Figure 3. The magnitude of the generation effect in connection with item recognition and cued recall.
Make connections between pieces of information. This can mean physically drawing a mind map and making connections or doing this mentally. Long term memory consists of a series of nodes connected with one another known as the semantic network. These connections can be as abstract as you’d like however the closer the connection, the easier it will be for you to trigger that node causing it to be brought back to your short term (conscious) memory.
Figure 4. A simple example of a semantic network.
Active recall is a technique which ‘actively stimulates’ memory while learning. This stimulation is said to create better connections between the nodes of your semantic network, promoting more streamlined thinking. Practicing the task of answering questions with a specific response allows your brain to ‘set aside’ irrelevant information as well as making that question a trigger cue for the answer.
Self-explanation is a technique in which you verbally explain concepts to yourself, asking questions like ‘What information do I need in order to solve this problem?’ and ‘Does that sound right?’ to confirm your understanding.

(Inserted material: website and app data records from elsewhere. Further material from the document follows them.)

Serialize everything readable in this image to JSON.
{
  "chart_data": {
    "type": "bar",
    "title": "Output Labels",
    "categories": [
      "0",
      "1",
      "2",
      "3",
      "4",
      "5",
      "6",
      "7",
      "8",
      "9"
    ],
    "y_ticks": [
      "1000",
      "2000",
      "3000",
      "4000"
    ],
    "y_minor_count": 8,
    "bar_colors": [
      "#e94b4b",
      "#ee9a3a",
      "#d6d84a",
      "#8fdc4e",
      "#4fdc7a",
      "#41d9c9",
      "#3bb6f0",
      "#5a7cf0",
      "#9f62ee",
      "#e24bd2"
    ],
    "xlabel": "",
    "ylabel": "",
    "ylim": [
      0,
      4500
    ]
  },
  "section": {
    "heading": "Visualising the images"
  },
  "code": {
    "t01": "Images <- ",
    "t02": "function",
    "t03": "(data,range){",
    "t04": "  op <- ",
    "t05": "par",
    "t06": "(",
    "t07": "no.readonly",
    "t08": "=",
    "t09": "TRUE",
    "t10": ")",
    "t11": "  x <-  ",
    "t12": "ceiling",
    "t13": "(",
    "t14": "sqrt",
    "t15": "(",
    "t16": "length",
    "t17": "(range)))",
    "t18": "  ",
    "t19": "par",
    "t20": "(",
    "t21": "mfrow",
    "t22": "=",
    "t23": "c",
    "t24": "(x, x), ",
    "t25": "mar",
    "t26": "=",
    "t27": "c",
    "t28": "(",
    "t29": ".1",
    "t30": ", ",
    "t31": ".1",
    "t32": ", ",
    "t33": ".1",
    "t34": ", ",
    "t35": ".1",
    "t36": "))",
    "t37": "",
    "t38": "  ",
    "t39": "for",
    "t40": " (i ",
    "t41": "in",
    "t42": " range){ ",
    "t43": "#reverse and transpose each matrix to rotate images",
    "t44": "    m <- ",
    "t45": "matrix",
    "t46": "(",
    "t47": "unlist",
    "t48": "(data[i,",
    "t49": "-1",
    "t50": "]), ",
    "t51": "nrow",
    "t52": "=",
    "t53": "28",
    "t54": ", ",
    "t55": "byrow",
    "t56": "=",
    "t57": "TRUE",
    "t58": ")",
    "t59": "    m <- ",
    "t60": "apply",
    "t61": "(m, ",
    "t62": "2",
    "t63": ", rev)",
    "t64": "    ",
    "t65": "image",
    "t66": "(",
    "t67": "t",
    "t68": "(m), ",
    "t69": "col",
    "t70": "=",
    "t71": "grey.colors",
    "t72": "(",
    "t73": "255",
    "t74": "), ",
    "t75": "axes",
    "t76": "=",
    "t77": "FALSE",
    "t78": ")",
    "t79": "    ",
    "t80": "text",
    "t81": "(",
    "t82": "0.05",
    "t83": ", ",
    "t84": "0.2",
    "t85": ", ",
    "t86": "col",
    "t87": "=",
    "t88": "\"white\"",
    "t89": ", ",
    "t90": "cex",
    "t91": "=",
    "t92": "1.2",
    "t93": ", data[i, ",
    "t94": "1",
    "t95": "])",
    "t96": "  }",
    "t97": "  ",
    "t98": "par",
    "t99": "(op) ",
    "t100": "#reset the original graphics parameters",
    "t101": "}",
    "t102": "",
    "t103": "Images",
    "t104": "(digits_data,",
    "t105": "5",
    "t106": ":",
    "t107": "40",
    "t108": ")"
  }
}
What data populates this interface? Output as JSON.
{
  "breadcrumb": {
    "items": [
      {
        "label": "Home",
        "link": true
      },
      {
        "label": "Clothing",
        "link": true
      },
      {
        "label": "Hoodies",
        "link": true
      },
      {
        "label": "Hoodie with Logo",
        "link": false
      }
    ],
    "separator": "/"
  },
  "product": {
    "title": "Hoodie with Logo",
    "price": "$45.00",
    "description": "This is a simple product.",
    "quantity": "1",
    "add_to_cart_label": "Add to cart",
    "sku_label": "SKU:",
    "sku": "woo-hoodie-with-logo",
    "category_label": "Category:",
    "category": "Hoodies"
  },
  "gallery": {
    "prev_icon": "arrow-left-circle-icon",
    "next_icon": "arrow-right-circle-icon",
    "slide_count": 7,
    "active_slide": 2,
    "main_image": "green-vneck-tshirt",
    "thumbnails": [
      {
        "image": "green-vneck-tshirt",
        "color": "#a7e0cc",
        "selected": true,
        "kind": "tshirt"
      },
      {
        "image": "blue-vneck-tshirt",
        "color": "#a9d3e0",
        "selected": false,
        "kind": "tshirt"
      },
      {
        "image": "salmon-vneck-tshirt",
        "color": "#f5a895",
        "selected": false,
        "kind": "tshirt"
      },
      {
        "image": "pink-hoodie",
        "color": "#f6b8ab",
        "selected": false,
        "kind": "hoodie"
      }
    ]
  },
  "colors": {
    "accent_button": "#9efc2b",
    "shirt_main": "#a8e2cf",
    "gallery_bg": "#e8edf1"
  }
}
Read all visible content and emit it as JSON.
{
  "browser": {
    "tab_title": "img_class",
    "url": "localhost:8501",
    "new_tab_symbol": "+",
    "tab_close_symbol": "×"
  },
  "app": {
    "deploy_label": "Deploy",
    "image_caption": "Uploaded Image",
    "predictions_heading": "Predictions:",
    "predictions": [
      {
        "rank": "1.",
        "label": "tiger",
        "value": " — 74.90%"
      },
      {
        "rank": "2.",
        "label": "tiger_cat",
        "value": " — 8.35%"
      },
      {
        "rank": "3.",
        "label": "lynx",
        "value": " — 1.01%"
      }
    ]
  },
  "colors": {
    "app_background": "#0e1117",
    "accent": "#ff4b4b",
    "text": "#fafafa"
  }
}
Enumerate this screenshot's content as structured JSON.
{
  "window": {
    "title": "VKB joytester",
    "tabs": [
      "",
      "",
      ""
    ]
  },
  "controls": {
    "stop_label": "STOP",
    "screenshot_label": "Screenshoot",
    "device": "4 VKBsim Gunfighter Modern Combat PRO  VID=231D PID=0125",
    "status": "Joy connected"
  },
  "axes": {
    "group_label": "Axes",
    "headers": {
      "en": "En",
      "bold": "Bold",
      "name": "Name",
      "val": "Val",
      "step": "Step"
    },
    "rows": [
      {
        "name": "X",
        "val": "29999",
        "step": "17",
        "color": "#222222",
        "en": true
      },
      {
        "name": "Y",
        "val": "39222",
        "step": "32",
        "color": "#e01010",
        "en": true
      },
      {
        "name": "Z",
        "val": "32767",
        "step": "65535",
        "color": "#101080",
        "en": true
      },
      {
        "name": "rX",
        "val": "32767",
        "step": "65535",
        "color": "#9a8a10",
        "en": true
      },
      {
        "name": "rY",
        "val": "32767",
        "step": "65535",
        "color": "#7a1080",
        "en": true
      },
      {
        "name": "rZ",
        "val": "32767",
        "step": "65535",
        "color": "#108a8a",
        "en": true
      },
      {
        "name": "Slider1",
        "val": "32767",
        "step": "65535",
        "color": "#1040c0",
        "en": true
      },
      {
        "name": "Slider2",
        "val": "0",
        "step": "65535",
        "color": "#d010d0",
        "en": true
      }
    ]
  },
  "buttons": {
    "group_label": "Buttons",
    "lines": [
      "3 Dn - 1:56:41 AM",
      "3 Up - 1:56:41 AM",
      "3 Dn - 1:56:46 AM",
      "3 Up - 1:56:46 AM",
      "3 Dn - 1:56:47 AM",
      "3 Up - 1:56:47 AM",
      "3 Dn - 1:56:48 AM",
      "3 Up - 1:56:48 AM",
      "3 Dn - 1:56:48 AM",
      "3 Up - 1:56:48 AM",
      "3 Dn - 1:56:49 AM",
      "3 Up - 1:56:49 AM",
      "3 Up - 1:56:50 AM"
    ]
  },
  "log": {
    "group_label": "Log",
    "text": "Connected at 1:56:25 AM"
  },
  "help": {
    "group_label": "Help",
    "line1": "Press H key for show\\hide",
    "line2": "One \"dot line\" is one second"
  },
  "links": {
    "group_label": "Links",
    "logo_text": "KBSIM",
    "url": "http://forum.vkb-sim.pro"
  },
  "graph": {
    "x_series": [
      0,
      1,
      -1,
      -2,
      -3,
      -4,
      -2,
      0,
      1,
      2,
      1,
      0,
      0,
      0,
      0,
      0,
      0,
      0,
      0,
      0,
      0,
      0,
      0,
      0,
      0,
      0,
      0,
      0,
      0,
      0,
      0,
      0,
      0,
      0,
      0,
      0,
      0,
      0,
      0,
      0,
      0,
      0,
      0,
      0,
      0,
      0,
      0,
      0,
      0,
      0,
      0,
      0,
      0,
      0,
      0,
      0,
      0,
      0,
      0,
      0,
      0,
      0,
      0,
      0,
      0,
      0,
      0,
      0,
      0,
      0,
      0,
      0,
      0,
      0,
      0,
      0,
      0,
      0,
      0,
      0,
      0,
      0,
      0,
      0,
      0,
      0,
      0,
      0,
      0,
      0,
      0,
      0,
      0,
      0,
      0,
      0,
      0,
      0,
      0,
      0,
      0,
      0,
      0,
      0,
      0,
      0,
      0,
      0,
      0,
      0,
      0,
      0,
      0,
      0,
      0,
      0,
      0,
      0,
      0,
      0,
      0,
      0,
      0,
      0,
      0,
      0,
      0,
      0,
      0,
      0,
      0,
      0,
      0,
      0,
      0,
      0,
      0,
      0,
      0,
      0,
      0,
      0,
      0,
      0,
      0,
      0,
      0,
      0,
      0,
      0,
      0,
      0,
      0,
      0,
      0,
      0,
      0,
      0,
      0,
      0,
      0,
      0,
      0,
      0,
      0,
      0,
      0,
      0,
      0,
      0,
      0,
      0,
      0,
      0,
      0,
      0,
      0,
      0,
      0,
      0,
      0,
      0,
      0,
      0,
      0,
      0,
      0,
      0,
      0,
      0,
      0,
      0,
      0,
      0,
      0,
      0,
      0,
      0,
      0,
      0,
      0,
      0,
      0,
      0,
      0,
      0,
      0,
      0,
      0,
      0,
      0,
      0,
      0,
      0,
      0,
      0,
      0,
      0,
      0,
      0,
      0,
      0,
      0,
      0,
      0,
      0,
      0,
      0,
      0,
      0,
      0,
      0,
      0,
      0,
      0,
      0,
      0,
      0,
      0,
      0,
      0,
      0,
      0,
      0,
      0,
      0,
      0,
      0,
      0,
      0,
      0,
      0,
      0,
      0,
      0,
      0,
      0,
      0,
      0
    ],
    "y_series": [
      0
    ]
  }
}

Another method you can use that doesn’t require you to talk to yourself (which might not be ideal in all situations) is the Feynman Notebook method. You get a out a fresh notebook and explain the topic, starting with the basics. They key with this is to use the most basic vocabulary you can (similar to how you might explain something to a young child) and go through said notebook, marking down the gaps in your understanding. Once you’ve filled these gaps, return to the notebook regularly. This technique could potentially even make you a few dollars if you decide to sell your notes on one of the many note marketplaces available online.
cal newport Archives - chrismukiibi.com. (2020). Retrieved 17 October 2020, from https://chrismukiibi.com/tag/cal-newport/
Ebbinghaus, H. (1913). Memory (H. A. Ruger & C. E. Bussenius, Trans.). New York, NY: Teachers College, Columbia University. (Original work published 1885)
Hartwig, M. K., & Dunlosky, J. (2012). Study strategies of college students: Are self-testing and scheduling related to achievement? Psychonomic Bulletin & Review.
Lula, Paweł & Morajda, Janusz & Paliwoda-Pękosz, Grażyna & Stal, Janusz & Tadeusiewicz, Ryszard & Wilusz, Wojciech. (2014). Computer Methods of Data Analysis and Processing.
McCurdy, M., Leach, R., & Leshikar, E. (2017). The generation effect revisited: Fewer generation constraints enhances item and context memory. Journal Of Memory And Language, 92, 202-216. doi: 10.1016/j.jml.2016.06.007
Schimanke, Florian & Mertens, Robert & Vornberger, Oliver. (2013). WHAT TO LEARN NEXT? CONTENT SELECTION SUPPORT IN MOBILE GAME-BASED LEARNING